___ SUPPLIED RECORDS ___
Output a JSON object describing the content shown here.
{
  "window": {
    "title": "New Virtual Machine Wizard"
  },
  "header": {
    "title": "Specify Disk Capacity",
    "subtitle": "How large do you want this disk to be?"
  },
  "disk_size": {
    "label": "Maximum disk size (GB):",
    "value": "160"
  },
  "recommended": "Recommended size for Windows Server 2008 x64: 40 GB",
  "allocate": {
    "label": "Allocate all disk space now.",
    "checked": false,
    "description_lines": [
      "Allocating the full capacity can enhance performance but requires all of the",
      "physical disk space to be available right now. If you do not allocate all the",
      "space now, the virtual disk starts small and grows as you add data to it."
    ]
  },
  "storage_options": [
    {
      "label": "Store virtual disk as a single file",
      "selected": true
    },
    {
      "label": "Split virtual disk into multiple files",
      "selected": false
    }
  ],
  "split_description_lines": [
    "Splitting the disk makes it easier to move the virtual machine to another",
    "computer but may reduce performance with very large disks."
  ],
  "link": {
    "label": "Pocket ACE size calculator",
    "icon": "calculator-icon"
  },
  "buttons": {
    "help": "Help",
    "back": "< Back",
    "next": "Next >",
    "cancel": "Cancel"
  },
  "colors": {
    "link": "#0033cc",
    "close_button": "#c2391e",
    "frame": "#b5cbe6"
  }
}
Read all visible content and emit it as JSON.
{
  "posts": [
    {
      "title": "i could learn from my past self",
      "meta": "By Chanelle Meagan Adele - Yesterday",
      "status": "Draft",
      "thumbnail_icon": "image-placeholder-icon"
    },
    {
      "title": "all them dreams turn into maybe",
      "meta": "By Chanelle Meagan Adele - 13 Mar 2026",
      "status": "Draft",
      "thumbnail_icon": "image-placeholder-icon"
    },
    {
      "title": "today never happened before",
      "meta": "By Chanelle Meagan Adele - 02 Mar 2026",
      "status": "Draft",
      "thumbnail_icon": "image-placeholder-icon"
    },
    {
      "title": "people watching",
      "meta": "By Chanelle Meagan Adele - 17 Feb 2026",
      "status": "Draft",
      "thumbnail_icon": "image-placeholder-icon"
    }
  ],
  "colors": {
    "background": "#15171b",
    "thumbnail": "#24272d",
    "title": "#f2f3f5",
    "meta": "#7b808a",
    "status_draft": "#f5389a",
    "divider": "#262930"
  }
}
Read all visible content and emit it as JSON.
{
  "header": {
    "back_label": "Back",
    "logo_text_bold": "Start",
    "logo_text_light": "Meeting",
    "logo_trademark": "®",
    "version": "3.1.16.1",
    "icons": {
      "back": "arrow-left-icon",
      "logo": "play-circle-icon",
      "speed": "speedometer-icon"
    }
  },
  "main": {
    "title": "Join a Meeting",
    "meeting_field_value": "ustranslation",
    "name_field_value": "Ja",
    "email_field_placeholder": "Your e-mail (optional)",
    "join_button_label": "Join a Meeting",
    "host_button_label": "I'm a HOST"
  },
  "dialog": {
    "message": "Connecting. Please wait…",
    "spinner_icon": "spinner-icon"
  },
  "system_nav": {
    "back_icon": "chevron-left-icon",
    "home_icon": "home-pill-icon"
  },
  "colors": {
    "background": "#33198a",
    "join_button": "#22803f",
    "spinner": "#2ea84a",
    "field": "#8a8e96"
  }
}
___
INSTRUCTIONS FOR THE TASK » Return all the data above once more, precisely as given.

THE COMPLETED TASK »
Output a JSON object describing the content shown here.
{
  "window": {
    "title": "New Virtual Machine Wizard"
  },
  "header": {
    "title": "Specify Disk Capacity",
    "subtitle": "How large do you want this disk to be?"
  },
  "disk_size": {
    "label": "Maximum disk size (GB):",
    "value": "160"
  },
  "recommended": "Recommended size for Windows Server 2008 x64: 40 GB",
  "allocate": {
    "label": "Allocate all disk space now.",
    "checked": false,
    "description_lines": [
      "Allocating the full capacity can enhance performance but requires all of the",
      "physical disk space to be available right now. If you do not allocate all the",
      "space now, the virtual disk starts small and grows as you add data to it."
    ]
  },
  "storage_options": [
    {
      "label": "Store virtual disk as a single file",
      "selected": true
    },
    {
      "label": "Split virtual disk into multiple files",
      "selected": false
    }
  ],
  "split_description_lines": [
    "Splitting the disk makes it easier to move the virtual machine to another",
    "computer but may reduce performance with very large disks."
  ],
  "link": {
    "label": "Pocket ACE size calculator",
    "icon": "calculator-icon"
  },
  "buttons": {
    "help": "Help",
    "back": "< Back",
    "next": "Next >",
    "cancel": "Cancel"
  },
  "colors": {
    "link": "#0033cc",
    "close_button": "#c2391e",
    "frame": "#b5cbe6"
  }
}
Read all visible content and emit it as JSON.
{
  "posts": [
    {
      "title": "i could learn from my past self",
      "meta": "By Chanelle Meagan Adele - Yesterday",
      "status": "Draft",
      "thumbnail_icon": "image-placeholder-icon"
    },
    {
      "title": "all them dreams turn into maybe",
      "meta": "By Chanelle Meagan Adele - 13 Mar 2026",
      "status": "Draft",
      "thumbnail_icon": "image-placeholder-icon"
    },
    {
      "title": "today never happened before",
      "meta": "By Chanelle Meagan Adele - 02 Mar 2026",
      "status": "Draft",
      "thumbnail_icon": "image-placeholder-icon"
    },
    {
      "title": "people watching",
      "meta": "By Chanelle Meagan Adele - 17 Feb 2026",
      "status": "Draft",
      "thumbnail_icon": "image-placeholder-icon"
    }
  ],
  "colors": {
    "background": "#15171b",
    "thumbnail": "#24272d",
    "title": "#f2f3f5",
    "meta": "#7b808a",
    "status_draft": "#f5389a",
    "divider": "#262930"
  }
}
Read all visible content and emit it as JSON.
{
  "header": {
    "back_label": "Back",
    "logo_text_bold": "Start",
    "logo_text_light": "Meeting",
    "logo_trademark": "®",
    "version": "3.1.16.1",
    "icons": {
      "back": "arrow-left-icon",
      "logo": "play-circle-icon",
      "speed": "speedometer-icon"
    }
  },
  "main": {
    "title": "Join a Meeting",
    "meeting_field_value": "ustranslation",
    "name_field_value": "Ja",
    "email_field_placeholder": "Your e-mail (optional)",
    "join_button_label": "Join a Meeting",
    "host_button_label": "I'm a HOST"
  },
  "dialog": {
    "message": "Connecting. Please wait…",
    "spinner_icon": "spinner-icon"
  },
  "system_nav": {
    "back_icon": "chevron-left-icon",
    "home_icon": "home-pill-icon"
  },
  "colors": {
    "background": "#33198a",
    "join_button": "#22803f",
    "spinner": "#2ea84a",
    "field": "#8a8e96"
  }
}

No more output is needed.